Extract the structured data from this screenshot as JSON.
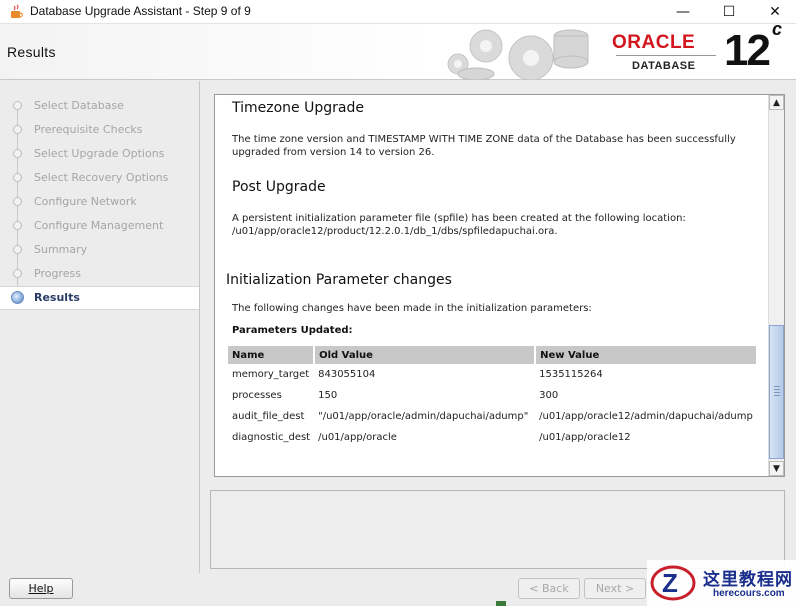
{
  "window": {
    "title": "Database Upgrade Assistant - Step 9 of 9",
    "minimize_glyph": "—",
    "maximize_glyph": "☐",
    "close_glyph": "✕"
  },
  "header": {
    "page_title": "Results",
    "brand_name": "ORACLE",
    "brand_sub": "DATABASE",
    "version_number": "12",
    "version_letter": "c"
  },
  "steps": [
    {
      "label": "Select Database",
      "state": "done"
    },
    {
      "label": "Prerequisite Checks",
      "state": "done"
    },
    {
      "label": "Select Upgrade Options",
      "state": "done"
    },
    {
      "label": "Select Recovery Options",
      "state": "done"
    },
    {
      "label": "Configure Network",
      "state": "done"
    },
    {
      "label": "Configure Management",
      "state": "done"
    },
    {
      "label": "Summary",
      "state": "done"
    },
    {
      "label": "Progress",
      "state": "done"
    },
    {
      "label": "Results",
      "state": "active"
    }
  ],
  "content": {
    "timezone": {
      "title": "Timezone Upgrade",
      "line1": "The time zone version and TIMESTAMP WITH TIME ZONE data of the Database has been successfully",
      "line2": "upgraded from version 14 to version 26."
    },
    "post_upgrade": {
      "title": "Post Upgrade",
      "line1": "A persistent initialization parameter file (spfile) has been created at the following location:",
      "line2": "/u01/app/oracle12/product/12.2.0.1/db_1/dbs/spfiledapuchai.ora."
    },
    "init_params": {
      "title": "Initialization Parameter changes",
      "description": "The following changes have been made in the initialization parameters:",
      "updated_label": "Parameters Updated:",
      "columns": [
        "Name",
        "Old Value",
        "New Value"
      ],
      "rows": [
        [
          "memory_target",
          "843055104",
          "1535115264"
        ],
        [
          "processes",
          "150",
          "300"
        ],
        [
          "audit_file_dest",
          "\"/u01/app/oracle/admin/dapuchai/adump\"",
          "/u01/app/oracle12/admin/dapuchai/adump"
        ],
        [
          "diagnostic_dest",
          "/u01/app/oracle",
          "/u01/app/oracle12"
        ]
      ]
    }
  },
  "scrollbar": {
    "up_glyph": "▲",
    "down_glyph": "▼"
  },
  "footer": {
    "help_label": "Help",
    "back_label": "< Back",
    "next_label": "Next >"
  },
  "watermark": {
    "text_cn": "这里教程网",
    "text_url": "herecours.com"
  }
}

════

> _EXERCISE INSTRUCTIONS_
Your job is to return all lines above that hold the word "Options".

> _RESPONSE_
      "label": "Select Upgrade Options",
      "label": "Select Recovery Options",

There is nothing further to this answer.